EPA fine-tuning final draft of SmartWay model truck idling law

| 3/8/2006

Environmental Protection Agency officials say they are only months away from releasing a model law that could help create a uniform, nationwide policy for truck idling.

The model law is part of the EPA’s SmartWay program, a partnership between government and the freight and transportation industries. It’s designed to help adopt fuel-saving strategies and reduce emissions without reducing profits.

Tanya Meekins, a spokeswoman for the EPA, told Land Line the guidelines – which communities can adopt on a voluntary basis – should be released by the end of this year. However, she said specific details of the program are not yet available.

“EPA is not promulgating any type of regulation regarding vehicle idling,” Meekins said. “EPA’s role is limited to that of a facilitator on behalf of the federal government to respond to the trucking industry’s request to better involve the trucking industry in the development of idle reduction laws.”

According to an EPA press release, about half of all states have laws restricting where and for how long trucks can idle. Under SmartWay’s model, Meekins said, communities would be able to adopt uniform policies, making it easier for truckers to know the rules from city to city.

SmartWay had a number of informational and decision-making conferences throughout the country during the summer of 2005 to generate ideas for state idling laws that would be effective on a nationwide scale. Specifics of possible idling laws – including time limits, weather conditions, months of enforcement, and exemptions for specific vehicle types, emergencies and situations – were discussed.

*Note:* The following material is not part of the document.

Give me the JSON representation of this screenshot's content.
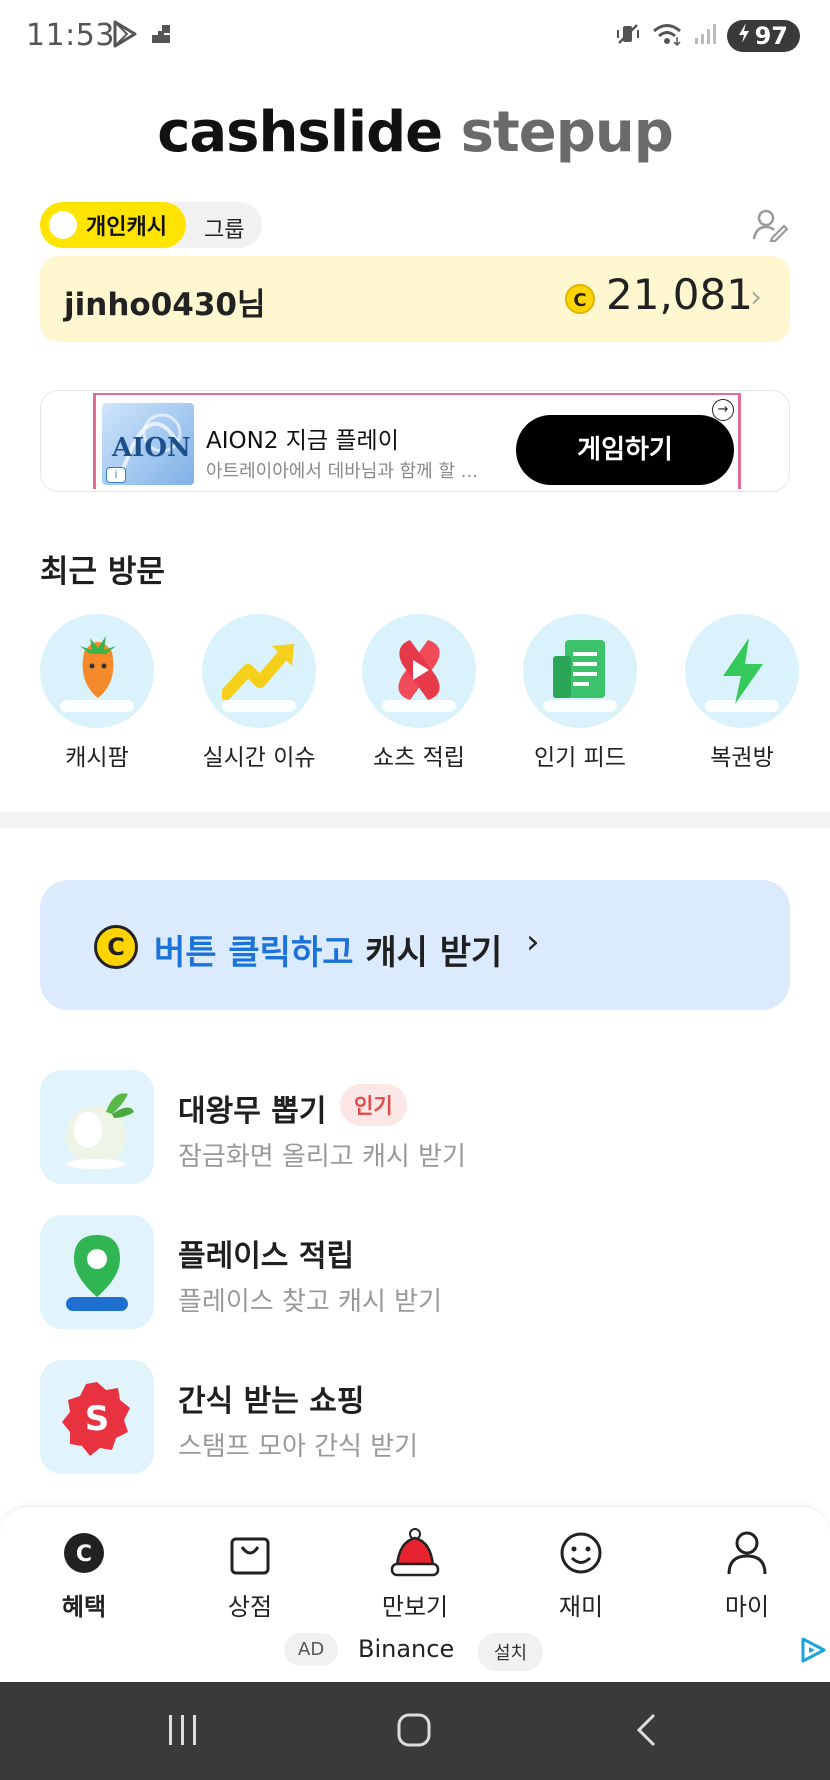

A number of OOIDA members and board members attended the SmartWay conferences across the country to discuss the topic. Meekins said the model law will be based on some of the main points discussed during these conferences.

“Many of these laws differ from state to state, creating an inconsistent patchwork of laws which is confusing to truck drivers and fleets,” she said. “The goal is to develop a consensus approach to eliminating these inconsistencies.”

In addition to unifying idling restriction laws, SmartWay is also developing other environmentally friendly programs aimed at the trucking industry. Most recently, the organization awarded a $5 million grant program to the Texas Transportation Institute – a state-funded research facility at Texas A&M University – which will be used to research shore power technology and truck stop power options to help reduce idling.

Under the Energy Policy Act of 2005 – which President Bush signed into law on Aug. 8, 2005 – SmartWay will receive $94.5 million during the next three years for the purpose of reducing extended idling in heavy-duty vehicles.

– By Aaron Ladage, staff writer